Date of Award

Fall 8-2012

Document Type


Degree Name

Doctor of Education (EdD)



First Advisor

Dr. John Henschke

Second Advisor

Dr. Stephen Sherblom

Third Advisor

Mr. Eric Rowe

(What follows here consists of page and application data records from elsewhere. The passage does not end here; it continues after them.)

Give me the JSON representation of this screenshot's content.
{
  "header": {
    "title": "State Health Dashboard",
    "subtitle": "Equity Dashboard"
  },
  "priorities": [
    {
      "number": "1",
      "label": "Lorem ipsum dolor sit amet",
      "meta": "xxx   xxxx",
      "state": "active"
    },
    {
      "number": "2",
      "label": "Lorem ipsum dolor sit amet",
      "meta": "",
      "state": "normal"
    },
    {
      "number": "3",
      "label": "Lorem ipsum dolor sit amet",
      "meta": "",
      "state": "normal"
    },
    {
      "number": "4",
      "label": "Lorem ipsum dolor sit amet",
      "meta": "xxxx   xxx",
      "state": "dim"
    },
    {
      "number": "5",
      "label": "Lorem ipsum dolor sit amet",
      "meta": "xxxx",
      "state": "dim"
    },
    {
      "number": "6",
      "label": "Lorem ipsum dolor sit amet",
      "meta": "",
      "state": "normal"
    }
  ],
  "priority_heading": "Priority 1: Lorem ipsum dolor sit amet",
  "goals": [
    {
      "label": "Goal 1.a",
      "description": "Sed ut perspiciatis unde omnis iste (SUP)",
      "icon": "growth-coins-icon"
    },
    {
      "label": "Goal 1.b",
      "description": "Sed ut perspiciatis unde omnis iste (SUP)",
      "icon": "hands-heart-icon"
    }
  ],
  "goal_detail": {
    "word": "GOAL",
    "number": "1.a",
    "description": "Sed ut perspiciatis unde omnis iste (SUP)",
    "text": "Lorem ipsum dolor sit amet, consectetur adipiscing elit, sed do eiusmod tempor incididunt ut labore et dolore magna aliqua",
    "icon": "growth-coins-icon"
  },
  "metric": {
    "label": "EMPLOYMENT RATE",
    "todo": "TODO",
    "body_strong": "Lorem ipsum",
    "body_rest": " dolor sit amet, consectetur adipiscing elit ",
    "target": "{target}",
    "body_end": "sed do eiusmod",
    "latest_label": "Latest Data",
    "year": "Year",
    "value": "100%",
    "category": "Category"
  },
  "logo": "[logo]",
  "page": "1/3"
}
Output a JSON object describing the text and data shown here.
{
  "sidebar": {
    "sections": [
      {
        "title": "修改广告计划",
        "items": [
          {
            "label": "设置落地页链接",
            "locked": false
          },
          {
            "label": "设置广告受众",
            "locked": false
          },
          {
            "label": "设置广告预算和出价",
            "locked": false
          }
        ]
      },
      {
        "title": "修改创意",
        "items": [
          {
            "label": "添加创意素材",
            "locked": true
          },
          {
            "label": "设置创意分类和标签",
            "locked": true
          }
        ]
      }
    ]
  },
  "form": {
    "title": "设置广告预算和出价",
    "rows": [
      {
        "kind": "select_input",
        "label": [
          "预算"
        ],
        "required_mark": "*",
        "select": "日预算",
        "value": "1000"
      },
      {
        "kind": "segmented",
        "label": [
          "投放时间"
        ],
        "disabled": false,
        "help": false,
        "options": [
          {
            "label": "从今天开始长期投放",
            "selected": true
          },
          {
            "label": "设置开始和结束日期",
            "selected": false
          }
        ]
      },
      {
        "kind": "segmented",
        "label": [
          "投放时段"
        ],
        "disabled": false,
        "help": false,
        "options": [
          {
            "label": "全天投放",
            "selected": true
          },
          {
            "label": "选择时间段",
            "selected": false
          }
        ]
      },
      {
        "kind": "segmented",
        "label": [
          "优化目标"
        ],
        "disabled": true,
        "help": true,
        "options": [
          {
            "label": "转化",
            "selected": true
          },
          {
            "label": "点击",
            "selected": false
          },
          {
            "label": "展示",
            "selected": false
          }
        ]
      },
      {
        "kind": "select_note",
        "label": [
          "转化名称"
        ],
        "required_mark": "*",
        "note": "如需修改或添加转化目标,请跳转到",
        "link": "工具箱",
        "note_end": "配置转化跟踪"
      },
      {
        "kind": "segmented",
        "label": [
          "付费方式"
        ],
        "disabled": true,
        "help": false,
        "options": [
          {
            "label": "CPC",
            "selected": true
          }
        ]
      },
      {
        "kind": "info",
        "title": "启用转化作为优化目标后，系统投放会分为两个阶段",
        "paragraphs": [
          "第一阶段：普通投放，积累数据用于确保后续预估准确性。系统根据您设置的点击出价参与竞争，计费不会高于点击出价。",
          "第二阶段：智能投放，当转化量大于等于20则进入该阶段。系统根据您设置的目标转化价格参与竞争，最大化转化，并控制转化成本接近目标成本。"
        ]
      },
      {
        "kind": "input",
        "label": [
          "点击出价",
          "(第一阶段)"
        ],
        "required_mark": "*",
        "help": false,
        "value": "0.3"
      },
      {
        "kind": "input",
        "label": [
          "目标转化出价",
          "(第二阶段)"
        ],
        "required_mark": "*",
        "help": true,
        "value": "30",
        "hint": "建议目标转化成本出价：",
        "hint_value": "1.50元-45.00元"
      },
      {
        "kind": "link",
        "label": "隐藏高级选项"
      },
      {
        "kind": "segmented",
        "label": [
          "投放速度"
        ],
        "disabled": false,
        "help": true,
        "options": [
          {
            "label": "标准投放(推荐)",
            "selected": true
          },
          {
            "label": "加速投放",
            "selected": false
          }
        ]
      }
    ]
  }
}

This is a study of the experiences of Black male teenagers in an after-school program designed to increase self-efficacy. Self-efficacy is the measure of one‘s confidence in their capacity to achieve an ultimate goal. Inequality has proven to be a cyclical state-of-being that plagues families from one generation to another. In many instances, Black families find themselves in this cycle of inequality. Education seems to be a factor in breaking the cycle. This study was developed under the belief that there are also qualitative components that must be considered when it comes to erasing the gap between minority and white students. The research question was: Self-efficacy: What happens when it is promoted in an after-school program for Black youths? The name of the after-school program was The Journey and the meetings took place in a classroom in the school building. The participants in this study were all Black males. The participants were chosen randomly from those who met criteria determined by the mentors who conducted The Journey meetings. To answer the research question, the researcher developed an observational protocol to record observations during each meeting. A questionnaire was also created in order to determine any change in self-efficacy. Lastly, interviews were conducted with each participant at the conclusion of the study. It was found that participants experienced an immediate short-term increase in self-efficacy as determined by qualitative data analysis. The participants created goals in the program that were often lofty and not attainable. The challenge was determining how to maintain that increased level of self-efficacy and motivating the participants to act on it. The participants also exhibited actions apart from the study environment that did not iii align with the future goals they set. Additionally, participants were moved by their present stimuli and circumstances to make decisions that adversely affect their future. Future researchers may benefit from this research by considering how to support a Black male living in poverty to seek and consistently apply knowledge while maneuvering around the obstacles of poverty.


Copyright 2012